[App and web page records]
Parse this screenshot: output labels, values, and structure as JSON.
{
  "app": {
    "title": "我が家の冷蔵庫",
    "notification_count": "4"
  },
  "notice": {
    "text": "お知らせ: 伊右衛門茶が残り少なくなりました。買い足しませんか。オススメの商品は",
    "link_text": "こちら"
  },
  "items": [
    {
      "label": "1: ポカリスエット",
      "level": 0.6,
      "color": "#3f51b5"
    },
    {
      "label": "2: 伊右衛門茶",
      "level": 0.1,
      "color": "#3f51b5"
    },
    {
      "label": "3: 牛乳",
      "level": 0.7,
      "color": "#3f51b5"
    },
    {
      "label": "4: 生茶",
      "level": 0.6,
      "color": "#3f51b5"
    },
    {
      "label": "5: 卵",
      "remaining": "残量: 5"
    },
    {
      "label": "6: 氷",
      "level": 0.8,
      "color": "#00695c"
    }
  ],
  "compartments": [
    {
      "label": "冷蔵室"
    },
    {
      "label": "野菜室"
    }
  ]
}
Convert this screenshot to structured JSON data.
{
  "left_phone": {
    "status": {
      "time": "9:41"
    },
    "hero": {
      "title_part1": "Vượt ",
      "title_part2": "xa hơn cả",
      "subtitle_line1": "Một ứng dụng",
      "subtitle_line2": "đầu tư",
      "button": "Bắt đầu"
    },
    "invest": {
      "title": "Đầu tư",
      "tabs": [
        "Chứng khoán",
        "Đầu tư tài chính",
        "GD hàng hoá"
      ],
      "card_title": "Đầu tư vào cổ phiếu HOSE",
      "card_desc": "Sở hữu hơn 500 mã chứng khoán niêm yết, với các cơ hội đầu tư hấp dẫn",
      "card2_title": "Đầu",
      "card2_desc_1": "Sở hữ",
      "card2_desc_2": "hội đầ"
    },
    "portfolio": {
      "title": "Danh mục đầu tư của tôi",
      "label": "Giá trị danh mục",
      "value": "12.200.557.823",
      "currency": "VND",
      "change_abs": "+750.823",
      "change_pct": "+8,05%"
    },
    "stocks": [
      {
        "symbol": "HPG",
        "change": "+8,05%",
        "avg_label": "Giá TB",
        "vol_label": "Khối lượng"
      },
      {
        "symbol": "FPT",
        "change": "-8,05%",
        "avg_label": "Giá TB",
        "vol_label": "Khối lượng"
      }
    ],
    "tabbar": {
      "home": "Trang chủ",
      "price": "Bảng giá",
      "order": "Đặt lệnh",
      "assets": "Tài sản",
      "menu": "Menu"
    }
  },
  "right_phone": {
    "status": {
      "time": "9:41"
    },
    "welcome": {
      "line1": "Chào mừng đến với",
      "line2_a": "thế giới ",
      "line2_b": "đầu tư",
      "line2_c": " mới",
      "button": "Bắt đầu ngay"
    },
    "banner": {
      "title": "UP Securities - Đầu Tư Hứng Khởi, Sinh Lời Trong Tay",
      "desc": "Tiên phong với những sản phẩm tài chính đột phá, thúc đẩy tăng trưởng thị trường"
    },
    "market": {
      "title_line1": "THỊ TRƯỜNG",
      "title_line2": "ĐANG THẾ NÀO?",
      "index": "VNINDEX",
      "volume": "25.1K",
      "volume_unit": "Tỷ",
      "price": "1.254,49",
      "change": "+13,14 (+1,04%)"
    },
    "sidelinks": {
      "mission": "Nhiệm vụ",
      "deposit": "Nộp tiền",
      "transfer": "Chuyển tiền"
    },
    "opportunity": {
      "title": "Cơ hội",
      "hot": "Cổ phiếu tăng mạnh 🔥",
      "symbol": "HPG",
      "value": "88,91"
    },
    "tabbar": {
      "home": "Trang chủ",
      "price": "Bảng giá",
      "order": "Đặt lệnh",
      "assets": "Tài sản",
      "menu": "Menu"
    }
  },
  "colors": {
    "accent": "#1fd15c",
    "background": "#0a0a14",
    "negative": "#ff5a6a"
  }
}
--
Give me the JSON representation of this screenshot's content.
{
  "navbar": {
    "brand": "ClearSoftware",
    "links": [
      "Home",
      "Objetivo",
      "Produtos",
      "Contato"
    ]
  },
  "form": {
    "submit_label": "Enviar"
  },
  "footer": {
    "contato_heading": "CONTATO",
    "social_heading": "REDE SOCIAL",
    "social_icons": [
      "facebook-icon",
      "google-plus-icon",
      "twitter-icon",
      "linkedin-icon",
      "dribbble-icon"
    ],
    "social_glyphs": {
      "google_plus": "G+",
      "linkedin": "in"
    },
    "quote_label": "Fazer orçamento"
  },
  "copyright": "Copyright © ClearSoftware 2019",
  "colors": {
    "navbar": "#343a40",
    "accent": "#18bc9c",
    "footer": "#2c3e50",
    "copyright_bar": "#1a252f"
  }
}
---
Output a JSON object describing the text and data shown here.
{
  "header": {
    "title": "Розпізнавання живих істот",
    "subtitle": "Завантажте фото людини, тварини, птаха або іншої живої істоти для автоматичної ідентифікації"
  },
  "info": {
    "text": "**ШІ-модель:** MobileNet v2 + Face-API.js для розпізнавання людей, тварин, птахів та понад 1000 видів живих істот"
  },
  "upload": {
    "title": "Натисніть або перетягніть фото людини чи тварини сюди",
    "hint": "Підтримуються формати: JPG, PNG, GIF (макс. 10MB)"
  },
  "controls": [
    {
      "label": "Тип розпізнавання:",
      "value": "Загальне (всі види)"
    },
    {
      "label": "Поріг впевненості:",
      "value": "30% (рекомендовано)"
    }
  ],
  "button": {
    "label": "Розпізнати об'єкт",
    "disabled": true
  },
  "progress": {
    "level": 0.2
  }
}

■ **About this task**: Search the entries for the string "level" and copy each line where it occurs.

■ **Solution to this problem**:
      "level": 0.6,
      "level": 0.1,
      "level": 0.7,
      "level": 0.6,
      "level": 0.8,
    "level": 0.2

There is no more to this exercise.